Senses, New York Daily News, October 23, 1997.
Christopher Lynn, the menace with siren and spinning light in his car, has
managed to top his own spectacular record for abuse of power. When we last looked, Lynn
had suspended a taxi drivers license on the spot because the drive had an argument
with Lynns boyfriend. . . . . This time, the victims are a parking lot owner and a
Rashbaum, William K., Furor Over DOT Bigs: Lynn, 2 Aides Hit
over Cop Impersonation, New York Daily News, October 23, 1997.
The citys transportation commissioner sat by as two aides allegedly passed
themselves off as cops in a dispute with a Yankee Stadium parking lot owner who says he
was bullied and threatened with reprisals for complaining. The lot owner, Rabbi Barry
Kallenberg, also charges that after his run-in with Transportation Department Commissioner
Christopher Lynn, a top agency official attempted to cover up the incident. His account
was supported by senior police sources. . . . When Kallenberg was at the stationhouse
making a complaint, the sergeant taking the information got a call from a high-level DOT
official who told him to drop it. When the sergeant a 26-year veteran with a
stellar record refused, the DOT official threatened him with an investigation by
NYPD Internal Affairs. The official also threatened to shut down the rabbis
Rutenberg, James, $1M Blown in Rush for Bus Stop Signs, New
York Daily News, November 24, 1997.
The citys sleek new bus stop signs cost taxpayers an extra $1 million,
largely because city Department of Transportation Commissioner Christopher Lynn wanted
them up before the Nov. 4 elections, according to documents and contractors who bid on the
Lombardi, Frank, and Larry Sutton, Lynn Out as Rudy Shuffles
City Deck, New York Daily News, December 13, 1997.
Christopher Lynn, the citys shoot-from-the-hip transportation commissioner,
got the boot yesterday as Mayor Giuliani began housecleaning for his second term at City
Hall.
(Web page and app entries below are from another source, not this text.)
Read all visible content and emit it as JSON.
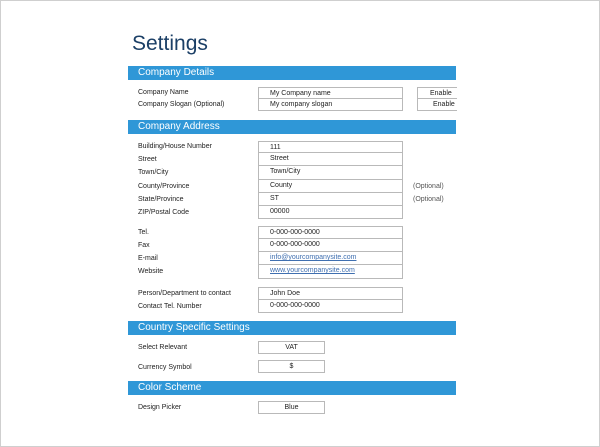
{
  "page_title": "Settings",
  "sections": {
    "company_details": "Company Details",
    "company_address": "Company Address",
    "country_settings": "Country Specific Settings",
    "color_scheme": "Color Scheme"
  },
  "company_details": {
    "name_label": "Company Name",
    "name_value": "My Company name",
    "slogan_label": "Company Slogan (Optional)",
    "slogan_value": "My company slogan",
    "enable_1": "Enable",
    "enable_2": "Enable"
  },
  "address": {
    "building_label": "Building/House Number",
    "building_value": "111",
    "street_label": "Street",
    "street_value": "Street",
    "town_label": "Town/City",
    "town_value": "Town/City",
    "county_label": "County/Province",
    "county_value": "County",
    "county_note": "(Optional)",
    "state_label": "State/Province",
    "state_value": "ST",
    "state_note": "(Optional)",
    "zip_label": "ZIP/Postal Code",
    "zip_value": "00000"
  },
  "contact": {
    "tel_label": "Tel.",
    "tel_value": "0-000-000-0000",
    "fax_label": "Fax",
    "fax_value": "0-000-000-0000",
    "email_label": "E-mail",
    "email_value": "info@yourcompanysite.com",
    "website_label": "Website",
    "website_value": "www.yourcompanysite.com"
  },
  "person": {
    "person_label": "Person/Department to contact",
    "person_value": "John Doe",
    "contact_tel_label": "Contact Tel. Number",
    "contact_tel_value": "0-000-000-0000"
  },
  "country": {
    "select_label": "Select Relevant",
    "select_value": "VAT",
    "currency_label": "Currency Symbol",
    "currency_value": "$"
  },
  "color": {
    "picker_label": "Design Picker",
    "picker_value": "Blue"
  },
  "colors": {
    "section_header": "#2f97d7",
    "title": "#1b3f66",
    "link": "#3f6fb0"
  }
}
Lynn will leave his $133,000 post for a quieter but powerful position on the
citys Tax Appeals Tribunal. The new job pays $103,800. . . . Lynn, who previously
had been taxi and limousine commissioner, suspended a taxi drivers license for
allegedly offending Lynns boyfriend. As DOT chief, he got into a public argument
with a Bronx parking garage owner after confiscating one of his signs; and he caused an
uproar on Manhattans East Side by tinkering with the traffic patterns at the
Lynn Exposed, Hells Kitchen [on-line magazine]. Page with links to many
Rudy Giuliani had appointed Christopher Lynn as Taxi and Limousine Commissioner,
then as Transportation Commissioner and later demoted him to the Tax Appeals Tribunal. In
1999 Lynn lost a bid for Manhattans 3rd District City Council seat, garnering only
11% of the vote. The impression he left in the council race was one of bullyism and
arrogance. But his behavior as a member of the Guiliani administration (and before) raises
many questions. Particularly revealing is his close relationship to the real estate
industry, developers and other Giuliani stooges such as Antonio Pagan and Donald Copoccia.
The New York Daily News ran a series of in-depth articles detailing Lynns
close ties and alleged illegal actions with certain drug gangs, his misadventures as Taxi
and Limousine Commissioner and as Transportation Commissioner.